**WORK TO COMPLETE**
From the entries that follow, gather each line holding the word "help".

Page and application data records:

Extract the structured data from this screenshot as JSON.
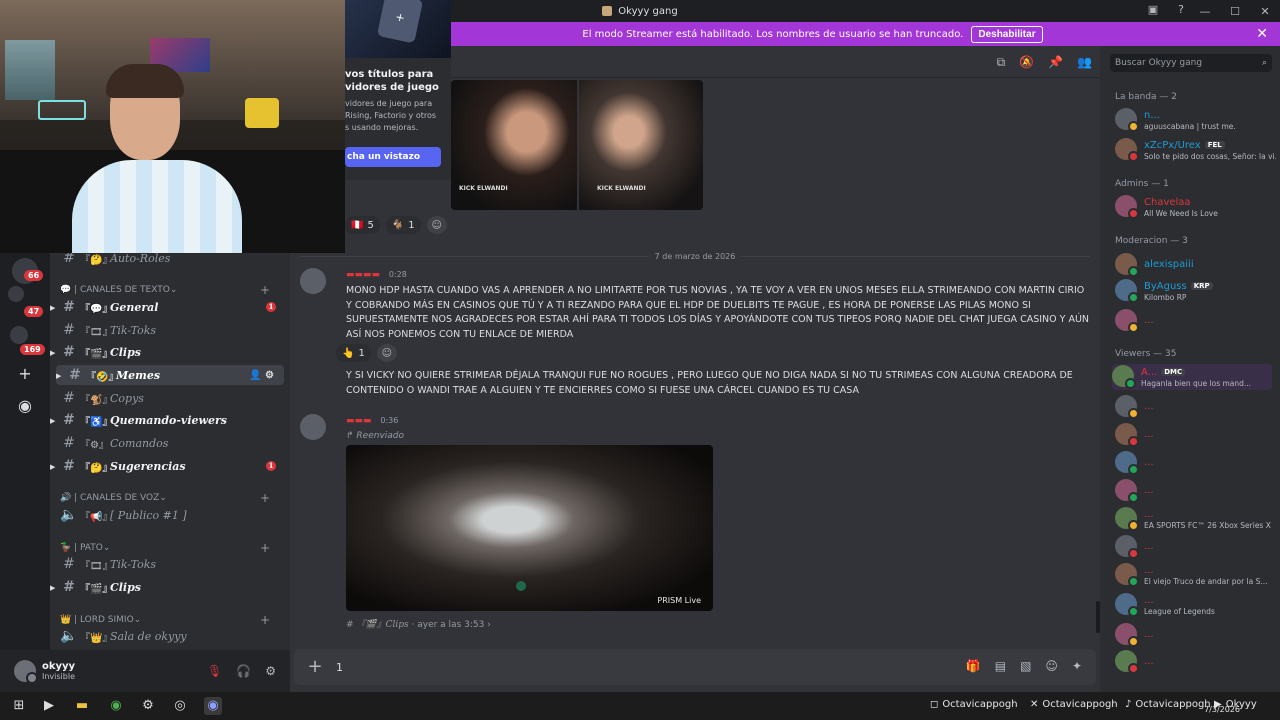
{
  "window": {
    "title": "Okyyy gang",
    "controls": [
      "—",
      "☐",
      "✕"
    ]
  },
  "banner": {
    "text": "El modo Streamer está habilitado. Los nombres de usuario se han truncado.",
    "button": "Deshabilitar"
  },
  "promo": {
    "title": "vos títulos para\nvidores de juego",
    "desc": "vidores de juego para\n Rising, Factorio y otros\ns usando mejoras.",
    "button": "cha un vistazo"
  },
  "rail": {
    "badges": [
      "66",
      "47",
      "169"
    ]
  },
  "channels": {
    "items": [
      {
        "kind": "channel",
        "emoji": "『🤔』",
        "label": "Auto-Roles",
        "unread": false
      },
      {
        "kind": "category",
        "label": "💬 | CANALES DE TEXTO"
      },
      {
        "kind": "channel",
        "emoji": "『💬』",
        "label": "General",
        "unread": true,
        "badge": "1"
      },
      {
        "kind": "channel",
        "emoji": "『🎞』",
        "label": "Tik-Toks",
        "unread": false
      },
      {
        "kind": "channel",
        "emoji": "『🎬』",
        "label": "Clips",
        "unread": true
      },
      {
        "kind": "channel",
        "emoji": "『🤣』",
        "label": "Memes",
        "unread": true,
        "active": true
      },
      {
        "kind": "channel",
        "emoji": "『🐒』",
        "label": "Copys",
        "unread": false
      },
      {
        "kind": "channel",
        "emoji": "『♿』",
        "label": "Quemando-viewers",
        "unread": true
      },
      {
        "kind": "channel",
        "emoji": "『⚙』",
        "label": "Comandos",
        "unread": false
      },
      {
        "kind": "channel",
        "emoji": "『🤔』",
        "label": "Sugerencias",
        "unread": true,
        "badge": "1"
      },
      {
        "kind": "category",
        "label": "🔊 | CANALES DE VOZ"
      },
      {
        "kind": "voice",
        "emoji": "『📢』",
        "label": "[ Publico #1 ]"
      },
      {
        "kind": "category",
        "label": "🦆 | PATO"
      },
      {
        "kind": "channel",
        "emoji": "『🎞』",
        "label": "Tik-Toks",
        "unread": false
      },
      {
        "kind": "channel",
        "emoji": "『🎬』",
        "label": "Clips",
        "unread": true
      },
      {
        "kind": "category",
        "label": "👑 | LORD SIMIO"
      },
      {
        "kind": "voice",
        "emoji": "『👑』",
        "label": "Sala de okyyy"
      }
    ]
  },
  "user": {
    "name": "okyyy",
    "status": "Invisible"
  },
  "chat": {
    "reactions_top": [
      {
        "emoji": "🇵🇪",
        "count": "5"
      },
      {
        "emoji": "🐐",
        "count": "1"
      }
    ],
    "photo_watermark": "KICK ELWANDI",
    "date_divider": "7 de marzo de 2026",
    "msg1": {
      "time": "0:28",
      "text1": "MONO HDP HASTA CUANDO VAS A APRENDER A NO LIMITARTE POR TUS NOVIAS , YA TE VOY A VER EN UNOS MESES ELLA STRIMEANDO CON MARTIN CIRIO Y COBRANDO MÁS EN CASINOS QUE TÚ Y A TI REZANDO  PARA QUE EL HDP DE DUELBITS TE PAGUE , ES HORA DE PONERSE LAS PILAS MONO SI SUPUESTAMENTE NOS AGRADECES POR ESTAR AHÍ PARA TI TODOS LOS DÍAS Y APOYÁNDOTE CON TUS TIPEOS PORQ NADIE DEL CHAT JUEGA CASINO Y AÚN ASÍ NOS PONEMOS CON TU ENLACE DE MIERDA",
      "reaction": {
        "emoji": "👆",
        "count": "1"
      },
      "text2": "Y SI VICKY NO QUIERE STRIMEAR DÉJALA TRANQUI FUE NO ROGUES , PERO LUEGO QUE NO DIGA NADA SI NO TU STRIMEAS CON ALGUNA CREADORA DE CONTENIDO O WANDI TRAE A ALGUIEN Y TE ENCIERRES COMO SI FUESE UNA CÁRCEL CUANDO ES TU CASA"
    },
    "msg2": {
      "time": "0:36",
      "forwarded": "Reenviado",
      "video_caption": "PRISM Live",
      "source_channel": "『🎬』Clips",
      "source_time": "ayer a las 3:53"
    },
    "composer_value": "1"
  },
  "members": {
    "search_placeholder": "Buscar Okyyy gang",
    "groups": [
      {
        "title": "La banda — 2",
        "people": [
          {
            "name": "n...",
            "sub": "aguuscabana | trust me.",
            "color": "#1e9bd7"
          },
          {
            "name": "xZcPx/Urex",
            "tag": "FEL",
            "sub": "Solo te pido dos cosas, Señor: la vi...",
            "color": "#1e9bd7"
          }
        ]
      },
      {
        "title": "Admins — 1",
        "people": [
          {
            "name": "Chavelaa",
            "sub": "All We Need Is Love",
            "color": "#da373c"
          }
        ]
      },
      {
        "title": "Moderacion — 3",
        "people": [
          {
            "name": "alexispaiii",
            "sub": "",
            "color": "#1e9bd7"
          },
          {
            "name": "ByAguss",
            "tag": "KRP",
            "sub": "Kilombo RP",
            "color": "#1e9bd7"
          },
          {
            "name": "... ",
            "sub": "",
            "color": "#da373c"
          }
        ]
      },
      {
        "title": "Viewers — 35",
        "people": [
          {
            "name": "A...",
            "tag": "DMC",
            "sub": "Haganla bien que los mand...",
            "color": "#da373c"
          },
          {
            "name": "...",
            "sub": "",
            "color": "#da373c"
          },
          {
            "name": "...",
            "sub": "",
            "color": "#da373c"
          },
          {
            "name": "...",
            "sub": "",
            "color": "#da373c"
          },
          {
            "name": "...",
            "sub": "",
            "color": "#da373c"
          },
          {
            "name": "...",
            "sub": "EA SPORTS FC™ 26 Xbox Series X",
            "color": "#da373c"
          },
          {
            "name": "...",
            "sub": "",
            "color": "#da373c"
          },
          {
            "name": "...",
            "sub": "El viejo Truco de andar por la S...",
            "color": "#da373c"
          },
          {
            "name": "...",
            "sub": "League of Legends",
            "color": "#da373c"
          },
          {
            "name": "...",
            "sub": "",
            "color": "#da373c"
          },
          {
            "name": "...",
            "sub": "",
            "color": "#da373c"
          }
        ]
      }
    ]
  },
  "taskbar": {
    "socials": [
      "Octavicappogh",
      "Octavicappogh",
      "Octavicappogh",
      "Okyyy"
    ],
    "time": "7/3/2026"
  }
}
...
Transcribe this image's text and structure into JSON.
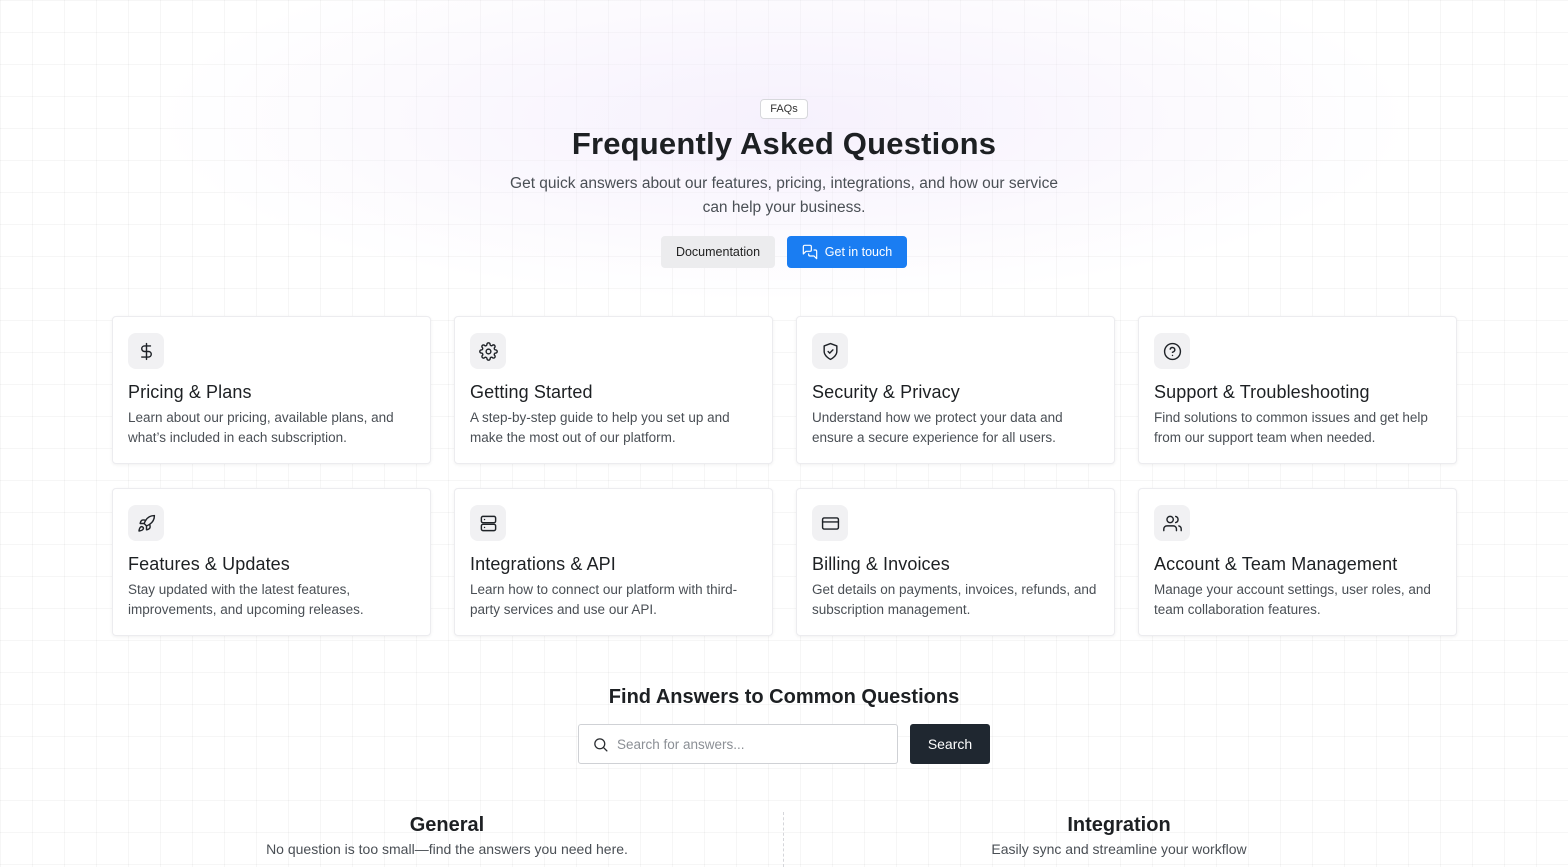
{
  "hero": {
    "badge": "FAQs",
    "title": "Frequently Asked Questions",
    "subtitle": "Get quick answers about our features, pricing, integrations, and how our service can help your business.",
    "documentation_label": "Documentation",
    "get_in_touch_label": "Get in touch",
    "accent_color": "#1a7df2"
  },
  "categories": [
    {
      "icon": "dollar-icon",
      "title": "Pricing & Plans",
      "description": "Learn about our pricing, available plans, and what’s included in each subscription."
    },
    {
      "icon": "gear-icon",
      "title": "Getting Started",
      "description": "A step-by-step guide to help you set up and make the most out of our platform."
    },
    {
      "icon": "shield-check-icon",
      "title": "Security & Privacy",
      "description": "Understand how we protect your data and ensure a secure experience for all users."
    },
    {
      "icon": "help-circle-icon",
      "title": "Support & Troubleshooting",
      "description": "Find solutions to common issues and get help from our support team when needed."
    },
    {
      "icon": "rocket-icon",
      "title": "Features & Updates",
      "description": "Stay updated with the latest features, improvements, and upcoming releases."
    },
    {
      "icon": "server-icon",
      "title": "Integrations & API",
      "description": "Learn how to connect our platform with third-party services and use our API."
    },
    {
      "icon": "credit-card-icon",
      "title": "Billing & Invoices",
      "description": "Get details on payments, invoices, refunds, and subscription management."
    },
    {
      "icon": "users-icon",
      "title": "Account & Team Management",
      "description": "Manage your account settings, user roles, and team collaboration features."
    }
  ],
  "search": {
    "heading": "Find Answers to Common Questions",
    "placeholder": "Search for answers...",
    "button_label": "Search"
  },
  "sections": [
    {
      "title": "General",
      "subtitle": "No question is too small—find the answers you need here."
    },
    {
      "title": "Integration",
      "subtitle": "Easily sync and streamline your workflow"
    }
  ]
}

**ANSWER**
    "subtitle": "Get quick answers about our features, pricing, integrations, and how our service can help your business.",
      "description": "A step-by-step guide to help you set up and make the most out of our platform."
      "icon": "help-circle-icon",
      "description": "Find solutions to common issues and get help from our support team when needed."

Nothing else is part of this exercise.